Pronunciation: THER-muhl mahss

What is Thermal Mass?

Thermal mass is the ability of a material or object to absorb and store heat energy at a slow rate over time.

A higher thermal mass means that more heat is stored within the material or object, and it also indicates that less heat will escape quickly from the material or object into the surrounding air – it will instead be gradually released over time at a controlled rate.

As such, materials with high thermal masses are often used in buildings and other construction projects where regulating temperatures and humidity levels is important.

Why is Thermal Mass Important?

Thermal mass has many benefits when used in buildings and construction projects.

Firstly, it helps to regulate indoor temperatures by storing heat during periods of sunshine or warm weather, then slowly releasing this warmth throughout more chilly periods of the year – in this way, thermal mass acts like an effective natural insulation system, preventing large swings between day and night temperatures while also providing greater comfort overall for people living inside buildings constructed with high thermal masses.

In addition, using thermal mass can also help reduce energy costs associated with heating and cooling systems in homes or buildings built using materials with high thermal masses (such as stone) as these materials can absorb excess heat in summer before radiating it back into indoor spaces during wintertime – thus ensuring consistent temperature control with minimal effort (and cost).

Fun Analogy

Think of your body’s own physical form as being like a piece of thermal mass itself!

Your body absorbs warmth when you step under direct sunlight; this warm energy stays stored within your body rather than dissipating away quickly through contact with cooler surfaces like walls or floors - much like how higher grade materials such as stone can store heat effectively until released at a later date through conduction processes when working with high amounts of thermal massto increase home insulation efficiency.

The same applies when you go outside on cold days - your body retains some of its internal warmth instead of letting all that precious body-heat slip away instantly making those occasions much more bearable!


Thermal mass has many beneficial qualities when applied in construction projects such as insulating buildings against temperature changes; regulating humidity levels; improving overall comfort levels; reducing noise transmission; protecting against dampness etc.

Furthermore, its cost-saving properties regarding energy costs cannot be overlooked either - providing long term savings for owners plus having great environmental credentials too due to reducing power needs thereby decreasing CO2 emissions considerably!

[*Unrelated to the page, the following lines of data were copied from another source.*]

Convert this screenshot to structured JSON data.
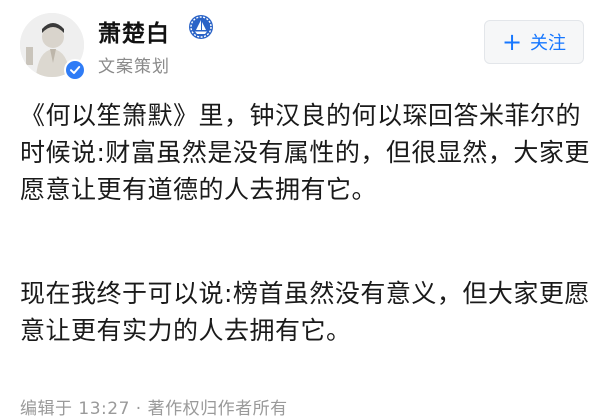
{
  "author": {
    "name": "萧楚白",
    "role": "文案策划",
    "verified": true,
    "badge_icon": "sailboat-badge-icon"
  },
  "follow_button": {
    "icon": "plus-icon",
    "label": "关注",
    "color": "#1677ff"
  },
  "post": {
    "paragraphs": [
      "《何以笙箫默》里，钟汉良的何以琛回答米菲尔的时候说:财富虽然是没有属性的，但很显然，大家更愿意让更有道德的人去拥有它。",
      "现在我终于可以说:榜首虽然没有意义，但大家更愿意让更有实力的人去拥有它。"
    ]
  },
  "footer": {
    "text": "编辑于 13:27 · 著作权归作者所有"
  }
}
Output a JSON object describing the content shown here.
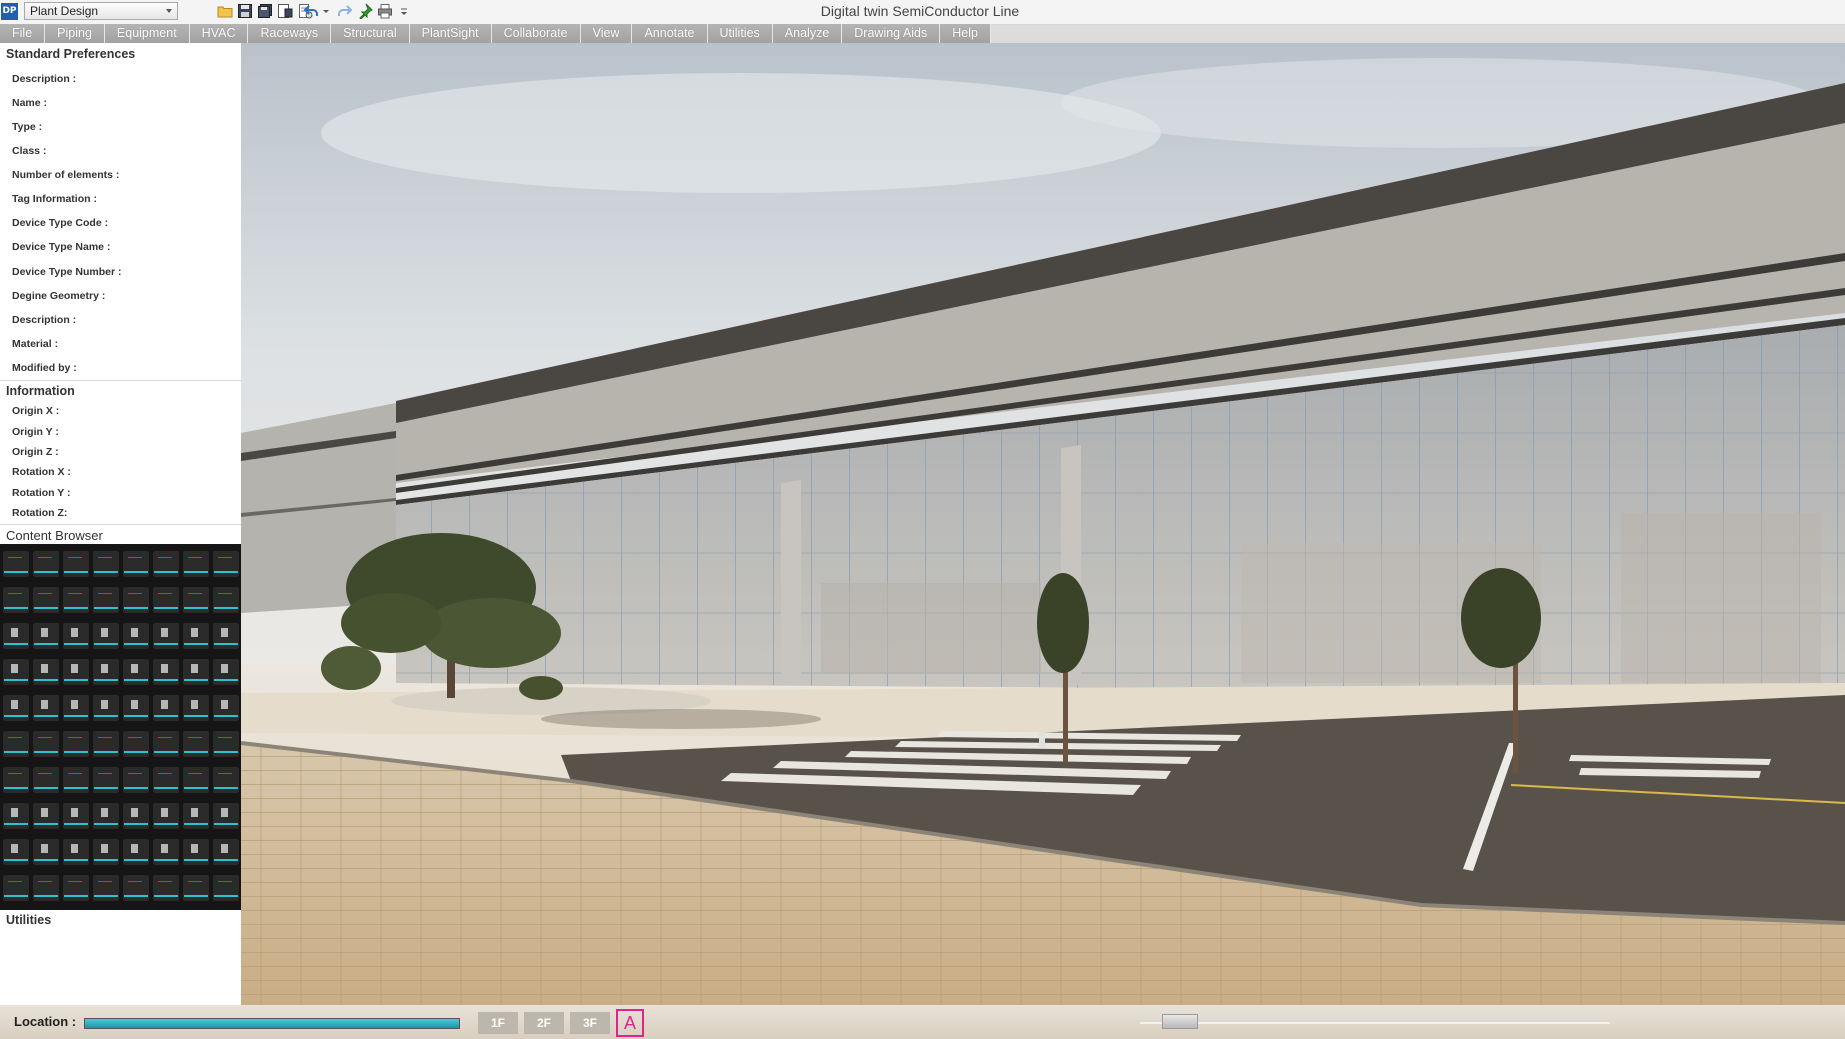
{
  "app": {
    "logo_text": "DP",
    "window_title": "Digital twin SemiConductor Line"
  },
  "toolbar": {
    "workspace": "Plant Design",
    "icons": [
      "open-folder-icon",
      "save-icon",
      "save-all-icon",
      "save-as-icon",
      "properties-icon",
      "undo-icon",
      "dropdown-icon",
      "redo-icon",
      "pin-icon",
      "print-icon",
      "more-icon"
    ]
  },
  "menu": [
    "File",
    "Piping",
    "Equipment",
    "HVAC",
    "Raceways",
    "Structural",
    "PlantSight",
    "Collaborate",
    "View",
    "Annotate",
    "Utilities",
    "Analyze",
    "Drawing Aids",
    "Help"
  ],
  "standard_preferences": {
    "title": "Standard Preferences",
    "fields": [
      "Description :",
      "Name :",
      "Type :",
      "Class :",
      "Number of elements :",
      "Tag Information :",
      "Device Type Code :",
      "Device Type Name :",
      "Device Type Number :",
      "Degine Geometry :",
      "Description :",
      "Material :",
      "Modified by :"
    ]
  },
  "information": {
    "title": "Information",
    "fields": [
      "Origin X :",
      "Origin Y :",
      "Origin Z :",
      "Rotation X :",
      "Rotation Y :",
      "Rotation Z:"
    ]
  },
  "content_browser": {
    "title": "Content Browser",
    "rows": 10,
    "cols": 8
  },
  "utilities": {
    "title": "Utilities"
  },
  "status": {
    "location_label": "Location :",
    "location_progress": 1.0,
    "floors": [
      "1F",
      "2F",
      "3F"
    ],
    "annotate_label": "A",
    "view_slider": 0.05
  },
  "colors": {
    "accent": "#29c2cf",
    "menu_bg": "#a8a8a8",
    "annotate": "#e0248c"
  }
}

Understanding these concepts properly combined with knowledge about practical materials that possess good amounts of thermal inherent properties make for an informed decision-maker whether they are designing/building their dream home project.